━━━ PROVIDED ENTRIES
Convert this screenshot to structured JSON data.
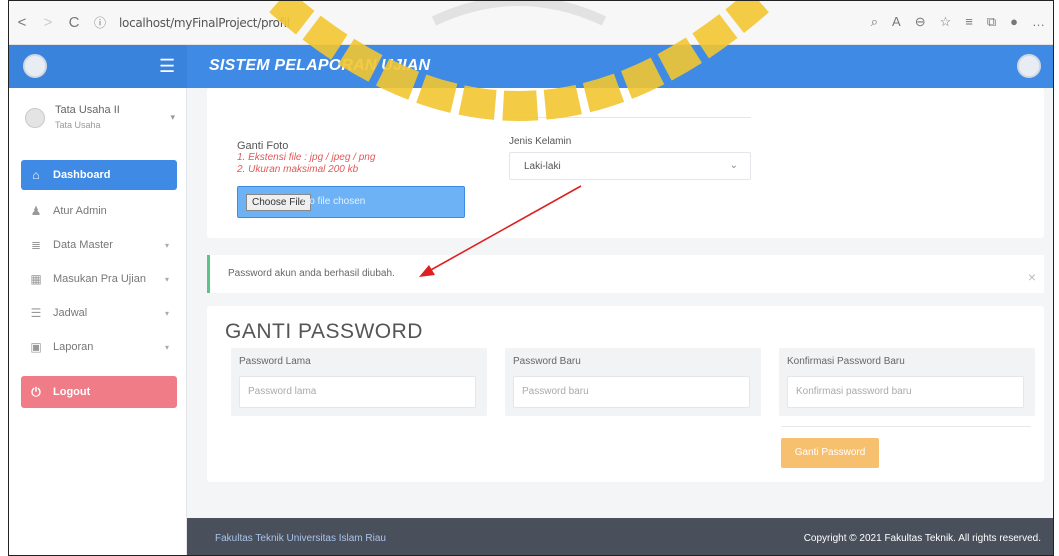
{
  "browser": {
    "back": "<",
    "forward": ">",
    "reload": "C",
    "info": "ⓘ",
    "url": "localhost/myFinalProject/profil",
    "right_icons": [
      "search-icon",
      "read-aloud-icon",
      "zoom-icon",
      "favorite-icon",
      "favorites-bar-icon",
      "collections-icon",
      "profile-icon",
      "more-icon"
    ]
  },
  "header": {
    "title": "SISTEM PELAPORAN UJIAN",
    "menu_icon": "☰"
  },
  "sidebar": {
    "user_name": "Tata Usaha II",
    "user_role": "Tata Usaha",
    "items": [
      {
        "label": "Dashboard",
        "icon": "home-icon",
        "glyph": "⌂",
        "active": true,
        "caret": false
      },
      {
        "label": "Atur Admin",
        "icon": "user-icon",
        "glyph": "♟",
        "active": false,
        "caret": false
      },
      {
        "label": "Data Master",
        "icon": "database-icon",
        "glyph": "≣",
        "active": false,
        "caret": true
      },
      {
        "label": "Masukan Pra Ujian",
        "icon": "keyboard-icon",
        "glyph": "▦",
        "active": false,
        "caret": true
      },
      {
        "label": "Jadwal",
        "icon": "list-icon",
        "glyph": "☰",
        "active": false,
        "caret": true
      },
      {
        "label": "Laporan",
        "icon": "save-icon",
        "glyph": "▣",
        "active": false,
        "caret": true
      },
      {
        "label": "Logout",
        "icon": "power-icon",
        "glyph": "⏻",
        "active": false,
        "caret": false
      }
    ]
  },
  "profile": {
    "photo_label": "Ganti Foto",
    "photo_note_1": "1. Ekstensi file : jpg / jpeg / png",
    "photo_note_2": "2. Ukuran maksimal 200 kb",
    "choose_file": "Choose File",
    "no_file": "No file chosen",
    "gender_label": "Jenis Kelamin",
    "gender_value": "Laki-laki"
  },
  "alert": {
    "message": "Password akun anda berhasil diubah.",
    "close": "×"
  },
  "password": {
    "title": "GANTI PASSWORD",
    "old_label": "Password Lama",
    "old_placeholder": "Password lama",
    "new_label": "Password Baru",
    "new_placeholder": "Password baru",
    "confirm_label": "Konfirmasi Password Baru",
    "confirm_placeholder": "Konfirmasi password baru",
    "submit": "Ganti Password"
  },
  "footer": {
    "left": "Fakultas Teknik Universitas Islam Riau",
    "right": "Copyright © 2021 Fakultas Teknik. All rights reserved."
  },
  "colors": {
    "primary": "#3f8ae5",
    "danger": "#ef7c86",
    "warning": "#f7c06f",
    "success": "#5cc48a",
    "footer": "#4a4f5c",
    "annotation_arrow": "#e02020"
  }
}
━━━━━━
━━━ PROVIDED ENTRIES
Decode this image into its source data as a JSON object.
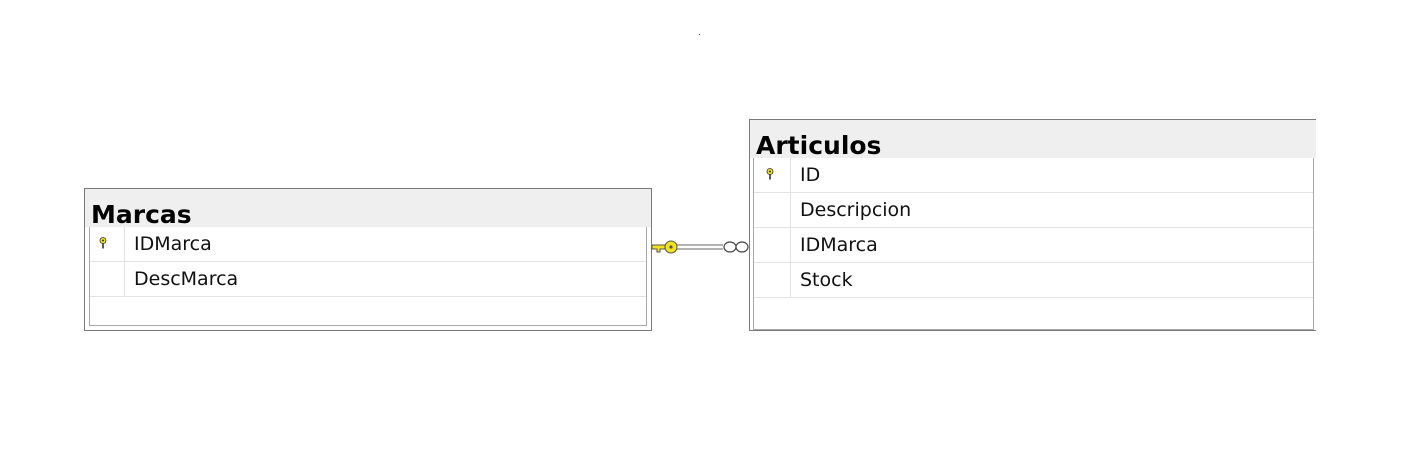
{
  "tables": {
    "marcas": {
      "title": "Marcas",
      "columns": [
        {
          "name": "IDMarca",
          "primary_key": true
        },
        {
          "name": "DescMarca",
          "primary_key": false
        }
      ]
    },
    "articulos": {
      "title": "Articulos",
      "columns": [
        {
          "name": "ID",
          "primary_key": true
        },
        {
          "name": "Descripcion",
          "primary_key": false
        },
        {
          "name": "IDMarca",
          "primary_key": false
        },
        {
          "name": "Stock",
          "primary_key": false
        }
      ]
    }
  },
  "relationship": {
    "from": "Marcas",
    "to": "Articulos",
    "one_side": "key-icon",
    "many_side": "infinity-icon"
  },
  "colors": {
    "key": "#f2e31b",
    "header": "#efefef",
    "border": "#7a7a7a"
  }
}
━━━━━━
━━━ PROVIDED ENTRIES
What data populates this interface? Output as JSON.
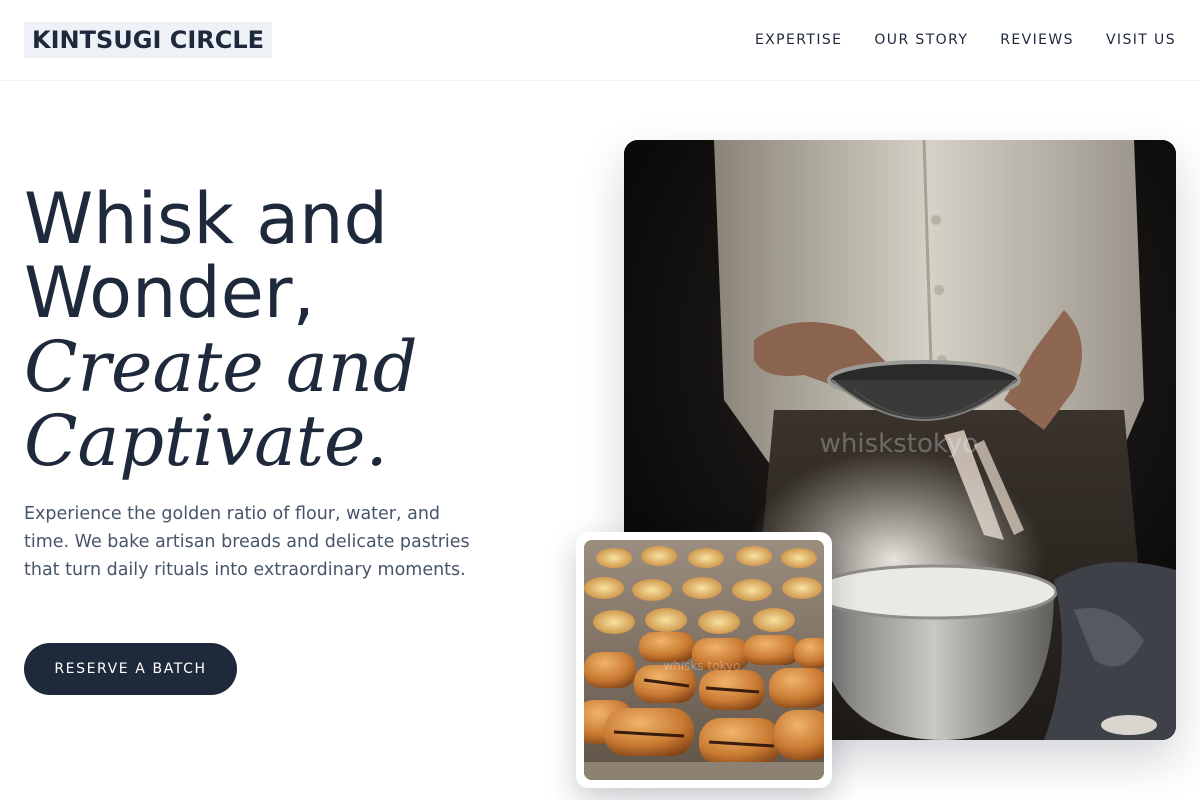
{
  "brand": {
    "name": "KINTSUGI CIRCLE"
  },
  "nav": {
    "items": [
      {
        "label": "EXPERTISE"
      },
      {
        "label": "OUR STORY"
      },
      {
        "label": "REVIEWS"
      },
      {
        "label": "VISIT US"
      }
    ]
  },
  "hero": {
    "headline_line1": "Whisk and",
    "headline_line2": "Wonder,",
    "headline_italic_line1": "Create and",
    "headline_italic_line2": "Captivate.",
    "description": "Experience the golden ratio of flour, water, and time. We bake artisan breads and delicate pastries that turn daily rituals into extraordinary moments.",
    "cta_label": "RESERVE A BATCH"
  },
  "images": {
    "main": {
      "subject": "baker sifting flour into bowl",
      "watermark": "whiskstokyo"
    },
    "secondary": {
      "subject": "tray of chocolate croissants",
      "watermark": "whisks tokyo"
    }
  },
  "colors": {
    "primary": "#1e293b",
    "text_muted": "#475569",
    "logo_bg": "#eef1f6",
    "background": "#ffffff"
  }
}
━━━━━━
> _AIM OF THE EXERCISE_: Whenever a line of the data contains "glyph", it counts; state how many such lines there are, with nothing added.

> _OUTPUT OF THE EXERCISE_: 7